All posts tagged: William Faulkner

Raised on Cornbread and Recollections

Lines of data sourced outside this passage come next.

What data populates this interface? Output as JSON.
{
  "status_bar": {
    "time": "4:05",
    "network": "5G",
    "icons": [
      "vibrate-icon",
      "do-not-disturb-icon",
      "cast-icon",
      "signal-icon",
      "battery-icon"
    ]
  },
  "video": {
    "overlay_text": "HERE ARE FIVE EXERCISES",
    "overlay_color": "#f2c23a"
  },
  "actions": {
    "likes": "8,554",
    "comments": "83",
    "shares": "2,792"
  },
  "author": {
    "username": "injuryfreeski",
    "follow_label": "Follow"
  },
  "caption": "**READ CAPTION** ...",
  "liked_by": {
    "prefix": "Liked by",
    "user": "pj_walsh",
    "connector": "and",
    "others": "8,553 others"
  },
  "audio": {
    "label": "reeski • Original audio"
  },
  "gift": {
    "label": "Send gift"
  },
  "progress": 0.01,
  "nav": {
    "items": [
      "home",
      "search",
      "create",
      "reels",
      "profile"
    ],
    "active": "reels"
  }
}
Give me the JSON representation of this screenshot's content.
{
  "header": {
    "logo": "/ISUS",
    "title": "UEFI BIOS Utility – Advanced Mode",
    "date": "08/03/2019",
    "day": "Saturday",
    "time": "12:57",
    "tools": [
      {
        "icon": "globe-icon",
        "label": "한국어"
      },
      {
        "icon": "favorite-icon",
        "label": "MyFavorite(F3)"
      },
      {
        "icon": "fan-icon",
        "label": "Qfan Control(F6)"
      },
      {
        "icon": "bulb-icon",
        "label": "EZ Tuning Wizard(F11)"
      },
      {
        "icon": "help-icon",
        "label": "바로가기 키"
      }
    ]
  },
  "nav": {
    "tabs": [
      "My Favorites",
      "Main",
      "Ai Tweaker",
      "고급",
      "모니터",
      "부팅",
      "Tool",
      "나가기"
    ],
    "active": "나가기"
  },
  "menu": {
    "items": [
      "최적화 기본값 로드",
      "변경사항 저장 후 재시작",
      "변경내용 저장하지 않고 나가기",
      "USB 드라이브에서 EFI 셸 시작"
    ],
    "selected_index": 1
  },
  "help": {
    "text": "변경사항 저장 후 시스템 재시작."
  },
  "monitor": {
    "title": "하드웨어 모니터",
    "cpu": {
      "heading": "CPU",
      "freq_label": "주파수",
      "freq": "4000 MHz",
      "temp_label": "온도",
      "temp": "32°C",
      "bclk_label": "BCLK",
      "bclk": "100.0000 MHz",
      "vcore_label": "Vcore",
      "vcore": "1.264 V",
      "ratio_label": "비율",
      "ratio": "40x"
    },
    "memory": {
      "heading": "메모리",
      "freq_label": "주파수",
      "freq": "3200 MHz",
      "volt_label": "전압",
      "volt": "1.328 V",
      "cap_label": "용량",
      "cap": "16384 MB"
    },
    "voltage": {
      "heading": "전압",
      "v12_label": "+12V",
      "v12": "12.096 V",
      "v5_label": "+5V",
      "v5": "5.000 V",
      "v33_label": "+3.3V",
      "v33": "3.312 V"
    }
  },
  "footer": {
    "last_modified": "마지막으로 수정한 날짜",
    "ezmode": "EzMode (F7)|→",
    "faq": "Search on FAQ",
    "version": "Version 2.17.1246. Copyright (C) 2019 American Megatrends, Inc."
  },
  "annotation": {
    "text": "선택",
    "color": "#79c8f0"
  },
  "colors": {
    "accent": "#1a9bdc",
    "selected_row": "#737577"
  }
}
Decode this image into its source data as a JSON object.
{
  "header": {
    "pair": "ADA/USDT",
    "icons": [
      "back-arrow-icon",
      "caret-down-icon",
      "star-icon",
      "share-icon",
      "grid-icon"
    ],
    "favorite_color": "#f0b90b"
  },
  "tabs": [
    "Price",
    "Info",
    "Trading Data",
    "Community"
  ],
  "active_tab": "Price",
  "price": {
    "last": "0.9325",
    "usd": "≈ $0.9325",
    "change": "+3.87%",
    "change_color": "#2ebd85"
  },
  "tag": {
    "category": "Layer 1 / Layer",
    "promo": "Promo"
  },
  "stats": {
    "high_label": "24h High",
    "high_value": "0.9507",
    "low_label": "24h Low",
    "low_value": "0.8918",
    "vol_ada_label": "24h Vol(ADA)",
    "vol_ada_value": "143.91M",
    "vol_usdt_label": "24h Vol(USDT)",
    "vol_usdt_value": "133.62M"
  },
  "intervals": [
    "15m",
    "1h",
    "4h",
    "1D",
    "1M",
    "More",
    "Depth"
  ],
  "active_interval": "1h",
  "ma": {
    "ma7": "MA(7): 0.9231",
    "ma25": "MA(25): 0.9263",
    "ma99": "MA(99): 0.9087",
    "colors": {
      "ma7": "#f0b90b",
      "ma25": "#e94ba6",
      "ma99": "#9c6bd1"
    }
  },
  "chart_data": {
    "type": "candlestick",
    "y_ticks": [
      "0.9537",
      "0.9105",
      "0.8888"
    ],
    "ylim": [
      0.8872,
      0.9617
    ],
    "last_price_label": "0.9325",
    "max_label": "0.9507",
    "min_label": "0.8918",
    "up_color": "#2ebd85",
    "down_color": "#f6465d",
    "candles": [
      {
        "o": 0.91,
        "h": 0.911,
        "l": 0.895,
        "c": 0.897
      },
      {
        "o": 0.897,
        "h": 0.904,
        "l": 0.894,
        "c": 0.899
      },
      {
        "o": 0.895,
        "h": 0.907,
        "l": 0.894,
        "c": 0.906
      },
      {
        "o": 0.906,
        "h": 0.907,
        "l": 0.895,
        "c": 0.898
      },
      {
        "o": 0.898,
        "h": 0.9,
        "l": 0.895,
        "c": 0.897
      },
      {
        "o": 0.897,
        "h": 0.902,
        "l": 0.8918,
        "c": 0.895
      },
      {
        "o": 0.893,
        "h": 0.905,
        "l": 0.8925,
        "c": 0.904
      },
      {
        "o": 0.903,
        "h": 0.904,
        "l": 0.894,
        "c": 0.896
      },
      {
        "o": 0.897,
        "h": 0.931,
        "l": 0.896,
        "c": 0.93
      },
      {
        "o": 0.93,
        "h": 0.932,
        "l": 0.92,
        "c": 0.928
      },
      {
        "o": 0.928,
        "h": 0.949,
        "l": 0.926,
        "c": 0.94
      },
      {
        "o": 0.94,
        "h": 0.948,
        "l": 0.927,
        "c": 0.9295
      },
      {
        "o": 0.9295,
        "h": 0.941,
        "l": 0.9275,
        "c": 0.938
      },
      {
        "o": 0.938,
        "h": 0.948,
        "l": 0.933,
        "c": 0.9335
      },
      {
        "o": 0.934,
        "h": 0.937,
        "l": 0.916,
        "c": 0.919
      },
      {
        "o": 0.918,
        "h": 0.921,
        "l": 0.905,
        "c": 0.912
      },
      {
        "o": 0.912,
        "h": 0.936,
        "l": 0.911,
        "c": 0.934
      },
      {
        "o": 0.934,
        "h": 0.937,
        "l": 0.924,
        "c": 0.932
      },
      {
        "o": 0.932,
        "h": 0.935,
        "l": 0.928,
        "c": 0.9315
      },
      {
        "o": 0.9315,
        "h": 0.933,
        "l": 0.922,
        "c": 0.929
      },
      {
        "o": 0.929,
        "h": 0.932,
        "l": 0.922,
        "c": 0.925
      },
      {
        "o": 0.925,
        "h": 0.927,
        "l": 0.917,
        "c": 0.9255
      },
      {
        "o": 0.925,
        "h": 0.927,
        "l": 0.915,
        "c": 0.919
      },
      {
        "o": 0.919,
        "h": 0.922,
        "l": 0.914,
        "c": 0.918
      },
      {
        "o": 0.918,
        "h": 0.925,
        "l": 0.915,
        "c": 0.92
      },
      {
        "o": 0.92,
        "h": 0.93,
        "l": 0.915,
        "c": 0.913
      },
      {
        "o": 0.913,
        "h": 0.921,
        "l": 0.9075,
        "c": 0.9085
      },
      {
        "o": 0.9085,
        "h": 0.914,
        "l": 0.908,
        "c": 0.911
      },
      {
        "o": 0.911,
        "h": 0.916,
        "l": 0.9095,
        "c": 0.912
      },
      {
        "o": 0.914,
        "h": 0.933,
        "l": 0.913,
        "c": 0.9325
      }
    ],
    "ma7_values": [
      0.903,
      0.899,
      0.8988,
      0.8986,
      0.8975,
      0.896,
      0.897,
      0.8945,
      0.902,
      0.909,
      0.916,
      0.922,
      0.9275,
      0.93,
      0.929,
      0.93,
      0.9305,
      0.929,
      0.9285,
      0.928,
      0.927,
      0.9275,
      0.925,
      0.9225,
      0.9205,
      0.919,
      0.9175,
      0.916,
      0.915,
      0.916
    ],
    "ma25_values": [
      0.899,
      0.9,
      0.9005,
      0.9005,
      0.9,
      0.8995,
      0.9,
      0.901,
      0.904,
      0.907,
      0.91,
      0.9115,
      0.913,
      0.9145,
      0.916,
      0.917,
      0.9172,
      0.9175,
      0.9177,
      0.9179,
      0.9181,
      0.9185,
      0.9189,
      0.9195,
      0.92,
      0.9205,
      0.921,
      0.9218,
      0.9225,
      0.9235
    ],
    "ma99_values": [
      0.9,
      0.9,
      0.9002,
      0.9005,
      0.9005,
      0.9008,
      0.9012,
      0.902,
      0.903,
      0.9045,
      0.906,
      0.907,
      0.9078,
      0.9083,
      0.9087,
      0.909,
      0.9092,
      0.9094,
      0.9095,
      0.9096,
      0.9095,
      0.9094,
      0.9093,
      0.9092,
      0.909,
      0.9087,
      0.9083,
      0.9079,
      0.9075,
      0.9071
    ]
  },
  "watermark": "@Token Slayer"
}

Earlier this month, I joined other members of the National Trust on a memorable trip from Memphis down to the Mississippi Delta.  Dr. Bill Ferris, the former chairman of the National Endowment for the Humanities and one of the nation’s leading scholars on the American South, joined us and helped set the context for what we were seeing in places such as Oxford, Sumner, Indianola, and Dockery Farms.  His remarks were a masters class in the connections of place with memory, history, food, drink, literature, race, and gender. At one point, Bill noted that a relative of his liked to say that “he was raised on cornbread and recollections.”  As someone who has eaten my fair share of cornbread, often quotes my grandmother, and tells stories passed down from my father, I understood completely. We launched our journey into the Delta from Rowan Oak, William Faulkner’s home in Oxford.  Both the site and writer are reminders of the importance of recollections and history to life today. Historic sites at their best are dynamic places where …